(Dataset rows describing interfaces)
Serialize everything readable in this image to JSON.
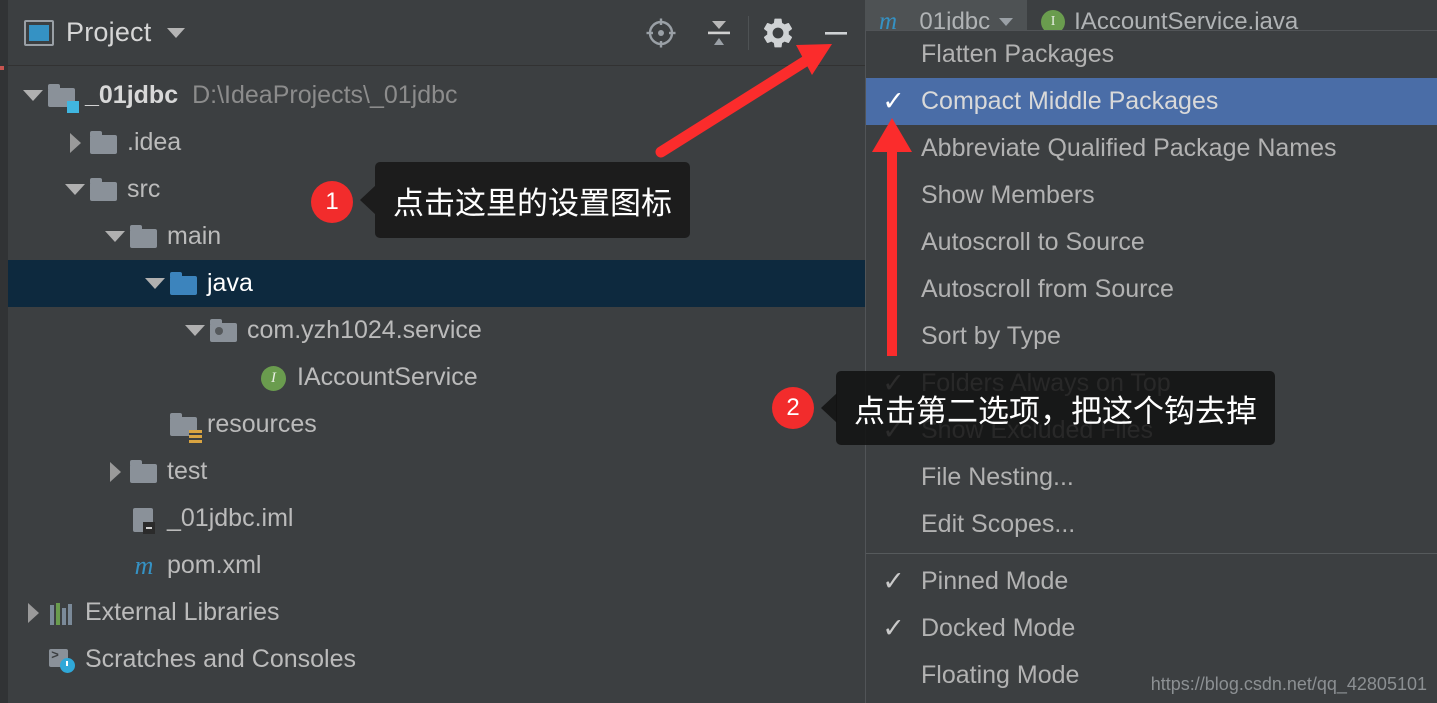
{
  "panel": {
    "title": "Project",
    "icon": "project-window-icon",
    "toolbar": [
      {
        "name": "locate-icon",
        "label": "Select Opened File"
      },
      {
        "name": "collapse-all-icon",
        "label": "Collapse All"
      },
      {
        "name": "gear-icon",
        "label": "Show Options Menu"
      },
      {
        "name": "minimize-icon",
        "label": "Hide"
      }
    ]
  },
  "tree": [
    {
      "label": "_01jdbc",
      "path": "D:\\IdeaProjects\\_01jdbc",
      "indent": 0,
      "twisty": "down",
      "icon": "module-folder-icon",
      "bold": true,
      "selected": false
    },
    {
      "label": ".idea",
      "path": "",
      "indent": 1,
      "twisty": "right",
      "icon": "folder-icon",
      "bold": false,
      "selected": false
    },
    {
      "label": "src",
      "path": "",
      "indent": 1,
      "twisty": "down",
      "icon": "folder-icon",
      "bold": false,
      "selected": false
    },
    {
      "label": "main",
      "path": "",
      "indent": 2,
      "twisty": "down",
      "icon": "folder-icon",
      "bold": false,
      "selected": false
    },
    {
      "label": "java",
      "path": "",
      "indent": 3,
      "twisty": "down",
      "icon": "source-root-folder-icon",
      "bold": false,
      "selected": true
    },
    {
      "label": "com.yzh1024.service",
      "path": "",
      "indent": 4,
      "twisty": "down",
      "icon": "package-folder-icon",
      "bold": false,
      "selected": false
    },
    {
      "label": "IAccountService",
      "path": "",
      "indent": 5,
      "twisty": "none",
      "icon": "interface-icon",
      "bold": false,
      "selected": false
    },
    {
      "label": "resources",
      "path": "",
      "indent": 3,
      "twisty": "none",
      "icon": "resources-folder-icon",
      "bold": false,
      "selected": false
    },
    {
      "label": "test",
      "path": "",
      "indent": 2,
      "twisty": "right",
      "icon": "folder-icon",
      "bold": false,
      "selected": false
    },
    {
      "label": "_01jdbc.iml",
      "path": "",
      "indent": 2,
      "twisty": "none",
      "icon": "iml-file-icon",
      "bold": false,
      "selected": false
    },
    {
      "label": "pom.xml",
      "path": "",
      "indent": 2,
      "twisty": "none",
      "icon": "maven-file-icon",
      "bold": false,
      "selected": false
    },
    {
      "label": "External Libraries",
      "path": "",
      "indent": 0,
      "twisty": "right",
      "icon": "libraries-icon",
      "bold": false,
      "selected": false
    },
    {
      "label": "Scratches and Consoles",
      "path": "",
      "indent": 0,
      "twisty": "none",
      "icon": "scratches-icon",
      "bold": false,
      "selected": false
    }
  ],
  "tabs": [
    {
      "label": "_01jdbc",
      "icon": "maven-file-icon",
      "caret": true,
      "active": true
    },
    {
      "label": "IAccountService.java",
      "icon": "interface-icon",
      "caret": false,
      "active": false
    }
  ],
  "menu": {
    "items": [
      {
        "label": "Flatten Packages",
        "checked": false,
        "selected": false,
        "mnemonic": ""
      },
      {
        "label": "Compact Middle Packages",
        "checked": true,
        "selected": true,
        "mnemonic": ""
      },
      {
        "label": "Abbreviate Qualified Package Names",
        "checked": false,
        "selected": false,
        "mnemonic": ""
      },
      {
        "label": "Show Members",
        "checked": false,
        "selected": false,
        "mnemonic": ""
      },
      {
        "label": "Autoscroll to Source",
        "checked": false,
        "selected": false,
        "mnemonic": ""
      },
      {
        "label": "Autoscroll from Source",
        "checked": false,
        "selected": false,
        "mnemonic": ""
      },
      {
        "label": "Sort by Type",
        "checked": false,
        "selected": false,
        "mnemonic": ""
      },
      {
        "label": "Folders Always on Top",
        "checked": true,
        "selected": false,
        "mnemonic": ""
      },
      {
        "label": "Show Excluded Files",
        "checked": true,
        "selected": false,
        "mnemonic": ""
      },
      {
        "label": "File Nesting...",
        "checked": false,
        "selected": false,
        "mnemonic": ""
      },
      {
        "label": "Edit Scopes...",
        "checked": false,
        "selected": false,
        "mnemonic": "i"
      }
    ],
    "items_bottom": [
      {
        "label": "Pinned Mode",
        "checked": true,
        "selected": false,
        "mnemonic": "P"
      },
      {
        "label": "Docked Mode",
        "checked": true,
        "selected": false,
        "mnemonic": "e"
      },
      {
        "label": "Floating Mode",
        "checked": false,
        "selected": false,
        "mnemonic": "M"
      }
    ],
    "check_glyph": "✓"
  },
  "annotations": [
    {
      "number": "1",
      "text": "点击这里的设置图标"
    },
    {
      "number": "2",
      "text": "点击第二选项，把这个钩去掉"
    }
  ],
  "watermark": "https://blog.csdn.net/qq_42805101",
  "colors": {
    "panel_bg": "#3c3f41",
    "selected_row": "#0d293e",
    "menu_highlight": "#4a6da7",
    "accent_red": "#f22c2c",
    "source_root_blue": "#3c84bd",
    "interface_green": "#6a9c4e"
  }
}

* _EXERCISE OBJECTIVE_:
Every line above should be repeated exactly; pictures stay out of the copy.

* _EXERCISE SOLUTION_:
Serialize everything readable in this image to JSON.
{
  "panel": {
    "title": "Project",
    "icon": "project-window-icon",
    "toolbar": [
      {
        "name": "locate-icon",
        "label": "Select Opened File"
      },
      {
        "name": "collapse-all-icon",
        "label": "Collapse All"
      },
      {
        "name": "gear-icon",
        "label": "Show Options Menu"
      },
      {
        "name": "minimize-icon",
        "label": "Hide"
      }
    ]
  },
  "tree": [
    {
      "label": "_01jdbc",
      "path": "D:\\IdeaProjects\\_01jdbc",
      "indent": 0,
      "twisty": "down",
      "icon": "module-folder-icon",
      "bold": true,
      "selected": false
    },
    {
      "label": ".idea",
      "path": "",
      "indent": 1,
      "twisty": "right",
      "icon": "folder-icon",
      "bold": false,
      "selected": false
    },
    {
      "label": "src",
      "path": "",
      "indent": 1,
      "twisty": "down",
      "icon": "folder-icon",
      "bold": false,
      "selected": false
    },
    {
      "label": "main",
      "path": "",
      "indent": 2,
      "twisty": "down",
      "icon": "folder-icon",
      "bold": false,
      "selected": false
    },
    {
      "label": "java",
      "path": "",
      "indent": 3,
      "twisty": "down",
      "icon": "source-root-folder-icon",
      "bold": false,
      "selected": true
    },
    {
      "label": "com.yzh1024.service",
      "path": "",
      "indent": 4,
      "twisty": "down",
      "icon": "package-folder-icon",
      "bold": false,
      "selected": false
    },
    {
      "label": "IAccountService",
      "path": "",
      "indent": 5,
      "twisty": "none",
      "icon": "interface-icon",
      "bold": false,
      "selected": false
    },
    {
      "label": "resources",
      "path": "",
      "indent": 3,
      "twisty": "none",
      "icon": "resources-folder-icon",
      "bold": false,
      "selected": false
    },
    {
      "label": "test",
      "path": "",
      "indent": 2,
      "twisty": "right",
      "icon": "folder-icon",
      "bold": false,
      "selected": false
    },
    {
      "label": "_01jdbc.iml",
      "path": "",
      "indent": 2,
      "twisty": "none",
      "icon": "iml-file-icon",
      "bold": false,
      "selected": false
    },
    {
      "label": "pom.xml",
      "path": "",
      "indent": 2,
      "twisty": "none",
      "icon": "maven-file-icon",
      "bold": false,
      "selected": false
    },
    {
      "label": "External Libraries",
      "path": "",
      "indent": 0,
      "twisty": "right",
      "icon": "libraries-icon",
      "bold": false,
      "selected": false
    },
    {
      "label": "Scratches and Consoles",
      "path": "",
      "indent": 0,
      "twisty": "none",
      "icon": "scratches-icon",
      "bold": false,
      "selected": false
    }
  ],
  "tabs": [
    {
      "label": "_01jdbc",
      "icon": "maven-file-icon",
      "caret": true,
      "active": true
    },
    {
      "label": "IAccountService.java",
      "icon": "interface-icon",
      "caret": false,
      "active": false
    }
  ],
  "menu": {
    "items": [
      {
        "label": "Flatten Packages",
        "checked": false,
        "selected": false,
        "mnemonic": ""
      },
      {
        "label": "Compact Middle Packages",
        "checked": true,
        "selected": true,
        "mnemonic": ""
      },
      {
        "label": "Abbreviate Qualified Package Names",
        "checked": false,
        "selected": false,
        "mnemonic": ""
      },
      {
        "label": "Show Members",
        "checked": false,
        "selected": false,
        "mnemonic": ""
      },
      {
        "label": "Autoscroll to Source",
        "checked": false,
        "selected": false,
        "mnemonic": ""
      },
      {
        "label": "Autoscroll from Source",
        "checked": false,
        "selected": false,
        "mnemonic": ""
      },
      {
        "label": "Sort by Type",
        "checked": false,
        "selected": false,
        "mnemonic": ""
      },
      {
        "label": "Folders Always on Top",
        "checked": true,
        "selected": false,
        "mnemonic": ""
      },
      {
        "label": "Show Excluded Files",
        "checked": true,
        "selected": false,
        "mnemonic": ""
      },
      {
        "label": "File Nesting...",
        "checked": false,
        "selected": false,
        "mnemonic": ""
      },
      {
        "label": "Edit Scopes...",
        "checked": false,
        "selected": false,
        "mnemonic": "i"
      }
    ],
    "items_bottom": [
      {
        "label": "Pinned Mode",
        "checked": true,
        "selected": false,
        "mnemonic": "P"
      },
      {
        "label": "Docked Mode",
        "checked": true,
        "selected": false,
        "mnemonic": "e"
      },
      {
        "label": "Floating Mode",
        "checked": false,
        "selected": false,
        "mnemonic": "M"
      }
    ],
    "check_glyph": "✓"
  },
  "annotations": [
    {
      "number": "1",
      "text": "点击这里的设置图标"
    },
    {
      "number": "2",
      "text": "点击第二选项，把这个钩去掉"
    }
  ],
  "watermark": "https://blog.csdn.net/qq_42805101",
  "colors": {
    "panel_bg": "#3c3f41",
    "selected_row": "#0d293e",
    "menu_highlight": "#4a6da7",
    "accent_red": "#f22c2c",
    "source_root_blue": "#3c84bd",
    "interface_green": "#6a9c4e"
  }
}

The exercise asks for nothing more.